undecim wrote:Due to Gödel's incompleteness theorem, any sufficiently powerful formal system of numbers (e.g. anything that includes the integers) has equations that cannot be solved. So if you define "number" as the solution to an equation, then you can always have more types of numbers.

One needs to be careful here.

For instance, the theory of real closed fields is complete, yet the reals obviously include the integers. Similarly for the theory of algebraically closed fields of given characteristic.

The difference here is that Gödel really does not refer to the integers, but their first-order theory (as given e.g. by Peano). And there's a few things that can complete the theory of integers in some sense (for instance, if we go beyond recursively enumerable axioms - the theory of "all statements true in the natural numbers" is complete). Things also look different if we go beyond first-order logic. Now, second-order logic has other issues (lack of a proof system), but there are a lot of variations such as second-order arithmetic.

You could also take the model-theoretic perspective and consider that, via Löwenheim-Skolem, any first-order theory that has a model at all will have models of any cardinality. But which cardinalities - and thus, in a certain sense, which "numbers" or, perhaps better, "objects" - there are is defined by the set-theoretic universe in which we operate. In that sense, Gödel cannot really be relevant to the question, as we already need to "define" what numbers we have before we can check what results we get from Gödel.

And for day-to-day mathematics, we freely speak about (and quantify over) the power set of natural numbers, so we technically operate in some form of second order logic already.
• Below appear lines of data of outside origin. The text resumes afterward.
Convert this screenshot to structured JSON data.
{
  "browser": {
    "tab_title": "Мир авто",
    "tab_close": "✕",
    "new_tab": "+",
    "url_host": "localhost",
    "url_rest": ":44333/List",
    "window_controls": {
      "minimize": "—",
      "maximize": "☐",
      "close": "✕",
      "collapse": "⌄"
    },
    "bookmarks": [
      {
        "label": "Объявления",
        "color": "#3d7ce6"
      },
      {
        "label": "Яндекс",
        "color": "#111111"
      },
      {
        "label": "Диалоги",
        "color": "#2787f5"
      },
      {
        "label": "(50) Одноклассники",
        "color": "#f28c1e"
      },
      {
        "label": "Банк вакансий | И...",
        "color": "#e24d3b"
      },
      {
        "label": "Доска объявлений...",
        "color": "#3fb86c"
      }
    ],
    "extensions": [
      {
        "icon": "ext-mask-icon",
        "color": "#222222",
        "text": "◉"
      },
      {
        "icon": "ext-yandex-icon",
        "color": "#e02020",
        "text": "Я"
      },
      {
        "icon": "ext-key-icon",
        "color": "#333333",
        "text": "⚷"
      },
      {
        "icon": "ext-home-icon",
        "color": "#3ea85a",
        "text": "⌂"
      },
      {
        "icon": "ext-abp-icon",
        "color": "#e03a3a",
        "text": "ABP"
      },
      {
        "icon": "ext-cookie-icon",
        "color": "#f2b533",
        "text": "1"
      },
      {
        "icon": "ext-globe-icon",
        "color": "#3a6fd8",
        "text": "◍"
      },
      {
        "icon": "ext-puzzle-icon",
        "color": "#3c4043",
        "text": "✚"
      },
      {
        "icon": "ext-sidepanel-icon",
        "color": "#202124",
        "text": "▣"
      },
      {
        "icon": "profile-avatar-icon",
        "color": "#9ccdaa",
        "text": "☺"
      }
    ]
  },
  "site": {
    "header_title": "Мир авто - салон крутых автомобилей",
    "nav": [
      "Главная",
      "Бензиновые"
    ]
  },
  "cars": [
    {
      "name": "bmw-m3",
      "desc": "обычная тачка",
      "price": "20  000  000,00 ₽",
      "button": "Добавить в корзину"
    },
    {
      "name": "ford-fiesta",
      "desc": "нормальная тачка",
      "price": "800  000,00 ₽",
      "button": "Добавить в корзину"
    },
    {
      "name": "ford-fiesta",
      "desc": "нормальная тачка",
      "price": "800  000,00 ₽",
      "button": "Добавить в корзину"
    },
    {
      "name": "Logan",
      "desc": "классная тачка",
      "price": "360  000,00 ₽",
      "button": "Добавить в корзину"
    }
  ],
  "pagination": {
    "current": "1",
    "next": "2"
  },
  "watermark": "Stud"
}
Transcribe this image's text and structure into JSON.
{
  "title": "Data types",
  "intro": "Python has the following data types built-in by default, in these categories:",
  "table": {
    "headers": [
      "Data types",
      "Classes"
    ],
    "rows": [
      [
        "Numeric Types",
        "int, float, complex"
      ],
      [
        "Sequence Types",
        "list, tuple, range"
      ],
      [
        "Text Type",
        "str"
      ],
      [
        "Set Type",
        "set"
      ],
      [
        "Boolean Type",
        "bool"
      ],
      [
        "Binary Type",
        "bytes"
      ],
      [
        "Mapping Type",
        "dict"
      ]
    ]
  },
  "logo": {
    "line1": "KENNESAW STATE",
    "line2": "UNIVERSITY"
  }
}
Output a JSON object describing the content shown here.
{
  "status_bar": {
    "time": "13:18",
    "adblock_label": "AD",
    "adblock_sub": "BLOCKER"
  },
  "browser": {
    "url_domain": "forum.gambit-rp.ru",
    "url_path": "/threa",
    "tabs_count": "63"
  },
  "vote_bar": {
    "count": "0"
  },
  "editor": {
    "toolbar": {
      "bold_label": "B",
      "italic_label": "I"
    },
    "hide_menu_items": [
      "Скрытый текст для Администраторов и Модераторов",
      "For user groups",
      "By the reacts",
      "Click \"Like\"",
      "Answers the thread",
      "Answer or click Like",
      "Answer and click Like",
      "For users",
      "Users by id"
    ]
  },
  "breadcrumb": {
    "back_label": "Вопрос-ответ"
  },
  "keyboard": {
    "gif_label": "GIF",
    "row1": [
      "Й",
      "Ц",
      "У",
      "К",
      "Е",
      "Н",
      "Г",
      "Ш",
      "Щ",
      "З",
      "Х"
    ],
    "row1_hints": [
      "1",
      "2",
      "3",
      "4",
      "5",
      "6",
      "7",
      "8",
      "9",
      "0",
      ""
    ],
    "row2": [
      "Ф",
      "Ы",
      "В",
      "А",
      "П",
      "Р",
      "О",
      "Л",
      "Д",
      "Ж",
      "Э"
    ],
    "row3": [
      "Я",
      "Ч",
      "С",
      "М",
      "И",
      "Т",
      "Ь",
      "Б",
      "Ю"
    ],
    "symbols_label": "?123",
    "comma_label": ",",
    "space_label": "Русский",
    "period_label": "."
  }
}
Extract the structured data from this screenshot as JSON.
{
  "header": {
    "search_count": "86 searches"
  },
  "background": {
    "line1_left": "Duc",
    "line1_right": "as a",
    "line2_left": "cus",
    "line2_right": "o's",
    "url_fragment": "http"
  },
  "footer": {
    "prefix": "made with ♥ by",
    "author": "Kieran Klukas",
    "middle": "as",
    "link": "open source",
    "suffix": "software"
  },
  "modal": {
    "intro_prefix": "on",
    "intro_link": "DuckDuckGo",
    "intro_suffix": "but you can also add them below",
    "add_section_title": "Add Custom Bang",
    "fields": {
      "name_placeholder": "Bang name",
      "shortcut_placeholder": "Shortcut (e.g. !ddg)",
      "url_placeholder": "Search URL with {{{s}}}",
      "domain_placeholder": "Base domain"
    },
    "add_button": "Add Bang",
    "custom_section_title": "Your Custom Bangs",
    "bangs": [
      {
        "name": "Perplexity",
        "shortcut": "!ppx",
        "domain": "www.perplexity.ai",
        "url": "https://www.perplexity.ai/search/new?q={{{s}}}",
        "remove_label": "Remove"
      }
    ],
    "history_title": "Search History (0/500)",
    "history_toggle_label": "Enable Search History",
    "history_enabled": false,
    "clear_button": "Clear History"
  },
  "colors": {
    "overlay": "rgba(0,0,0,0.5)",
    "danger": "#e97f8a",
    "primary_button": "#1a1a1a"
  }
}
So, ultimately, Gödel is not really relevant here at all. If you go down that path and really deduce some "new numbers" from there, you need to be clear about the underlying systems and universe you're discussing.